I am sometimes slow to catch up. Although I had occasional wheezing over the years, I didn’t find out I had asthma until I was 30. And while air purifiers are widely recommended by almost everyone in the asthma and allergy world, I’ve never looked into them. Really a “purifier”? Sounds stupid.
But since I got one, my symptoms are a lot more manageable. And if you have allergies of your own (with or without asthma), consider getting one of your own. Right now, we are in the midst of asthma (spring) season, the time of year when indoor allergies, outdoor allergies, and seasonal colds can work with us. Your lungs have a lot to process; an air purifier can help.
What is an air purifier?
When you go shopping for an “air purifier” or “air purifier,” you’ll find plug-in units that sit in a corner of a room. They suck air in, filter it – ideally through a HEPA filter – and blow it out again. Tests by manufacturers show that these units do remove particles from the air, including pollen or dust.
That said, there’s one important caveat: There’s no conclusive evidence that air purifiers significantly improve people’s asthma or allergy symptoms. The EPA says they “may” improve symptoms, based on research showing small improvements. But we do know that they delete something from the air, and many people — myself included — anecdotally find that our symptoms improve when we have an air purifier on.
Last winter, it seemed like my allergy symptoms would kick in every time I went to bed. I had already wrapped my mattress, pillows and duvet in dust mite resistant covers, which helped. But then I thought I might as well buy an air purifier. Within the first day or two, those symptoms stopped before bedtime. Can I prove did the air purifier cure me? No. But will I continue to use it? Sure.
To get the most out of your air purifier, it helps to remember that you have other ways to keep allergens out of the air in the first place. Keep windows closed during pollen seasons if you have a pollen allergy, for example; be good with dusting and vacuuming if you have a dust allergy. We’ve got more tips for keeping allergen levels low here.
What kind should I have?
First of all, you should know that the kind of air purifier that is in the corner of a room is not the only way to clean your air. The American College of Allergy, Asthma, and Immunology recommends using a single room air purifier and/or a MERV filter for your entire home’s heating and ventilation system, if you have one. (If you only have central air conditioning but no heating, or vice versa, remember that the filter only helps whatever season the system is running.) The higher the MERV rating on your filter, the better; 13 must be minimum. Do not forget to replace the filter in time.
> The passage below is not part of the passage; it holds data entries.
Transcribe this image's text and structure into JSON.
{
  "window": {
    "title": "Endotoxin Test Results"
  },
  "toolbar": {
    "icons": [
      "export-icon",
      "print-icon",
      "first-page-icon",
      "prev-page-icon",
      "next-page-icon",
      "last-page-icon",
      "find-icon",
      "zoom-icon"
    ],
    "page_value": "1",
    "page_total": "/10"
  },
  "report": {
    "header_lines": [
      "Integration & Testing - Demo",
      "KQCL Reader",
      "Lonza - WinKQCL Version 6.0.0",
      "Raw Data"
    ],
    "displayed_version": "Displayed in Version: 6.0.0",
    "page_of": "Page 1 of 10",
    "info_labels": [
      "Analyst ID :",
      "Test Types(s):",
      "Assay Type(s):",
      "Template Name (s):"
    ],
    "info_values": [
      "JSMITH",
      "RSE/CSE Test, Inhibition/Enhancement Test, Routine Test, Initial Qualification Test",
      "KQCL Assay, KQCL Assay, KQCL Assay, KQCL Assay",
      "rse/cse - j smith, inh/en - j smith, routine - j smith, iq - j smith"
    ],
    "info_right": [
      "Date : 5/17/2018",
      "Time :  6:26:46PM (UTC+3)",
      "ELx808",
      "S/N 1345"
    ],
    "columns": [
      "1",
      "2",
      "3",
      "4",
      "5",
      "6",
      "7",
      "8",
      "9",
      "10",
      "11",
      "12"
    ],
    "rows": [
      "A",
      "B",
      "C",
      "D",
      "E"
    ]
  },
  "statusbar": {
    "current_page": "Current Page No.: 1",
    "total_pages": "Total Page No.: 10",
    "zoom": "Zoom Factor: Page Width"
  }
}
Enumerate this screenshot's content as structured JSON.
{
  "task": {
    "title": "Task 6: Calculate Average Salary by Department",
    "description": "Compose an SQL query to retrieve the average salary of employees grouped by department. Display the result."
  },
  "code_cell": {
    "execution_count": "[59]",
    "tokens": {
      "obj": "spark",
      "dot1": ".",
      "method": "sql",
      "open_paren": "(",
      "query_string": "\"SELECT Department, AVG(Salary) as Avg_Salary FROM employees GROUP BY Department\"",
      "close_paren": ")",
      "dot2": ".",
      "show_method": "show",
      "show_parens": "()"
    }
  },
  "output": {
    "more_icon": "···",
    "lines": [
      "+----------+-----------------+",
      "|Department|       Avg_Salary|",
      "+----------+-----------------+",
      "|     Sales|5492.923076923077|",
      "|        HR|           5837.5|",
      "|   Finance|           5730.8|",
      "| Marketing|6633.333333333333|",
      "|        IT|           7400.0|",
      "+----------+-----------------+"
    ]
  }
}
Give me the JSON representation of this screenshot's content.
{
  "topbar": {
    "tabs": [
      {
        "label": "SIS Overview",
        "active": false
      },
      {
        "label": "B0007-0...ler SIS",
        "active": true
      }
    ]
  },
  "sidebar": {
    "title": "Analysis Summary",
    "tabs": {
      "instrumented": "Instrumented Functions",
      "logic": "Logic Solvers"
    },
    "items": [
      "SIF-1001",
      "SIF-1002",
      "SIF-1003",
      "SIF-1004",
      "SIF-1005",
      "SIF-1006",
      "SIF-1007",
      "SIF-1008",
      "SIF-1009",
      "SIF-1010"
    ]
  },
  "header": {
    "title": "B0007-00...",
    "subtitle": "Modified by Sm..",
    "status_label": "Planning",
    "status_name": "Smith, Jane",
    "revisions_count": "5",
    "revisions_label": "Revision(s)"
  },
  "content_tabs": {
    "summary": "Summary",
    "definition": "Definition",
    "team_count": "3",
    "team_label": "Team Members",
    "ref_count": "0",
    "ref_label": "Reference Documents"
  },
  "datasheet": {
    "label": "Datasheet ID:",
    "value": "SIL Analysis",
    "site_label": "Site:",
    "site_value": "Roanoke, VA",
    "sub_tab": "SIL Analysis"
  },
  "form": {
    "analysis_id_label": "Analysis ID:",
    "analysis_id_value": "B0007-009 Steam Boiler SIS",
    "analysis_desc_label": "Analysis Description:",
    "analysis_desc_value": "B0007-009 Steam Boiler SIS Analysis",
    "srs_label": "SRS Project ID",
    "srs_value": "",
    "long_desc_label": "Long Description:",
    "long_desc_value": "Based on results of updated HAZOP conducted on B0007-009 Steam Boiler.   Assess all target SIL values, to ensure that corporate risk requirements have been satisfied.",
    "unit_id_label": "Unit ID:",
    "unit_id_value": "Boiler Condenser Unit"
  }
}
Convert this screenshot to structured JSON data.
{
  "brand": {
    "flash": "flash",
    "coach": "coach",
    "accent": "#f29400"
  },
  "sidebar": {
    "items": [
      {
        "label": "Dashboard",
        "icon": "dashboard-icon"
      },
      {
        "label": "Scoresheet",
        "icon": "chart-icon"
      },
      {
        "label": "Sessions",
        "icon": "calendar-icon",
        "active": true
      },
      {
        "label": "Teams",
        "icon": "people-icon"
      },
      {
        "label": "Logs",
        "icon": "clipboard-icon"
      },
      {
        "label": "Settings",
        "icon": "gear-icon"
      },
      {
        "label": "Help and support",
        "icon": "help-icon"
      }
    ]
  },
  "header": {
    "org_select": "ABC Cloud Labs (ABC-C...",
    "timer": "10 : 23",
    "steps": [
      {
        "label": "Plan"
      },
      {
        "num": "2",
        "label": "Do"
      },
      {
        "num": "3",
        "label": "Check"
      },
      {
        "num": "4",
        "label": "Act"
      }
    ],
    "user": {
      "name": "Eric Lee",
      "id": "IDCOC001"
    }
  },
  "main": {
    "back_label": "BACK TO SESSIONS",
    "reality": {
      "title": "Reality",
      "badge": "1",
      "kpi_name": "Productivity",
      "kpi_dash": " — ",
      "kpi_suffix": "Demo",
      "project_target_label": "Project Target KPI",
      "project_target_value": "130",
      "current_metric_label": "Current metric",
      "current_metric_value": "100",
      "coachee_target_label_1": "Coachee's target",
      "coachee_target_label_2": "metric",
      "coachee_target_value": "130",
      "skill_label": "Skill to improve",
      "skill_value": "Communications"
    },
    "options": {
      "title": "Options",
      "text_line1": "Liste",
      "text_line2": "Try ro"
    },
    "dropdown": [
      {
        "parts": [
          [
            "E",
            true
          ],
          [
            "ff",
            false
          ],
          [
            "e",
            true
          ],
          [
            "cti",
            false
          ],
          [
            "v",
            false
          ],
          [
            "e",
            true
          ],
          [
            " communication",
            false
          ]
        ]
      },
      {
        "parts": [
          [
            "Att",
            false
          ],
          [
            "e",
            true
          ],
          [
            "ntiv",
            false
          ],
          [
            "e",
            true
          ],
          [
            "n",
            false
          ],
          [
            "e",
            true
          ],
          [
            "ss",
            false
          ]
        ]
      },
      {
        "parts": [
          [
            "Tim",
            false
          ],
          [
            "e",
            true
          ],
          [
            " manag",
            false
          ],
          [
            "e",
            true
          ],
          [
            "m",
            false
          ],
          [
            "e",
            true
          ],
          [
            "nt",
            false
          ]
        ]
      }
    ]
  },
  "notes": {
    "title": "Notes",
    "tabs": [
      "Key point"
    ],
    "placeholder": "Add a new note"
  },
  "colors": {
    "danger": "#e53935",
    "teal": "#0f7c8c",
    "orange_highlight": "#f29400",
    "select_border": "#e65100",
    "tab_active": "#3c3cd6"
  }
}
If you opt for a standalone (“portable”) unit instead or in addition, make sure it has a HEPA filter and note the CADR rating. CADR refers to the delivery rate of clean air, or how many cubic feet of air it can move per minute. Use this chart from the EPA to find out what CADR rating you need for a particular room. For example, a 10×10 foot bedroom is fine with an air purifier rated at 65 cubic feet per minute. But if you’re looking for something that can purify the air in a 600-square-foot area, you’ll want a CADR of 390 cubic feet per minute.
In my house we have a MERV filter on the central air system and I have a plug-in air purifier in my bedroom. It usually runs quietly, occasionally kicking in a sort of turbo mode when it detects more particles than usual in the air. There’s a light on top that I know I can turn off somehow, but I prefer the low-tech solution of draping a sock over it. And then there are the filters in it that need to be cleaned and replaced from time to time. I’m not very good at remembering to do that on schedule, but now that it’s peak week again, I think it’s time.